- [The data]:
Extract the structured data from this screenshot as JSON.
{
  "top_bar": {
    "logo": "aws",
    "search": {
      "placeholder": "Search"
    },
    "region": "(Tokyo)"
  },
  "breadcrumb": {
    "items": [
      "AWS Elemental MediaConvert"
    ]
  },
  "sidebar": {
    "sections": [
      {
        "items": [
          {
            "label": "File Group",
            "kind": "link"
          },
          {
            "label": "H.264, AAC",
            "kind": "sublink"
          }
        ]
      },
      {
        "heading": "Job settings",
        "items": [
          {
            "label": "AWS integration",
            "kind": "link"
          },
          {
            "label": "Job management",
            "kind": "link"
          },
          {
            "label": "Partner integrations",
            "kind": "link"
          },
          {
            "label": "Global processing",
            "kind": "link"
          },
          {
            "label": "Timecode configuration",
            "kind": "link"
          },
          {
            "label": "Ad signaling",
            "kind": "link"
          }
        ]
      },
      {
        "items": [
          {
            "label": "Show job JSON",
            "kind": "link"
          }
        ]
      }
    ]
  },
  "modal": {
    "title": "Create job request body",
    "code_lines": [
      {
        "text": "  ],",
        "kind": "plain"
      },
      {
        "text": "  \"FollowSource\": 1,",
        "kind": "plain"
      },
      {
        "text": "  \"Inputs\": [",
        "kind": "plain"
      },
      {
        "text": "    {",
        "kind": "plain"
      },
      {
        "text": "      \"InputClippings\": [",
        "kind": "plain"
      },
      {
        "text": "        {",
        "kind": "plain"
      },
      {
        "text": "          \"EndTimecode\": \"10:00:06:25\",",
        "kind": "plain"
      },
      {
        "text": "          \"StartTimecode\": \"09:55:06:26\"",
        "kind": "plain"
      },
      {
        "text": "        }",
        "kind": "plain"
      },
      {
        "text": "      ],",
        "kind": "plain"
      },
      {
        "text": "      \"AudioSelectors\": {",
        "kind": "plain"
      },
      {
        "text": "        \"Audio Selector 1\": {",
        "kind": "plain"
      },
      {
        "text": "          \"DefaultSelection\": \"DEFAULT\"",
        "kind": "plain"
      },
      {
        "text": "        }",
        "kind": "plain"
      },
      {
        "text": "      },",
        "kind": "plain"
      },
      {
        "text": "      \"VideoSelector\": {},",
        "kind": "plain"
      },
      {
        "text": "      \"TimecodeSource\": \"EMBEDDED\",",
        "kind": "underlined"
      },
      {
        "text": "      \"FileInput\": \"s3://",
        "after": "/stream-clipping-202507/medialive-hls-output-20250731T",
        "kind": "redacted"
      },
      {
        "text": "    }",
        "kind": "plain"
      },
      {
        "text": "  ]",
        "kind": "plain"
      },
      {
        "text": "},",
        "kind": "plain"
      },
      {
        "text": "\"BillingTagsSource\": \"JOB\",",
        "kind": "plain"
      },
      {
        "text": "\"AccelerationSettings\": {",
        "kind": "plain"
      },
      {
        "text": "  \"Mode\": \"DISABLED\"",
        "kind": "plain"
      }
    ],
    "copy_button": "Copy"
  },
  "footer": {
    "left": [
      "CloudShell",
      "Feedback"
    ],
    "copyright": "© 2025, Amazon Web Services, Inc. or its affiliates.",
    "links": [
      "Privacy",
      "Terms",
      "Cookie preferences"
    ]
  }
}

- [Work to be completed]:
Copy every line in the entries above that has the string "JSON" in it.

- [Answer for the task]:
Extract the structured data from this screenshot as JSON.
            "label": "Show job JSON",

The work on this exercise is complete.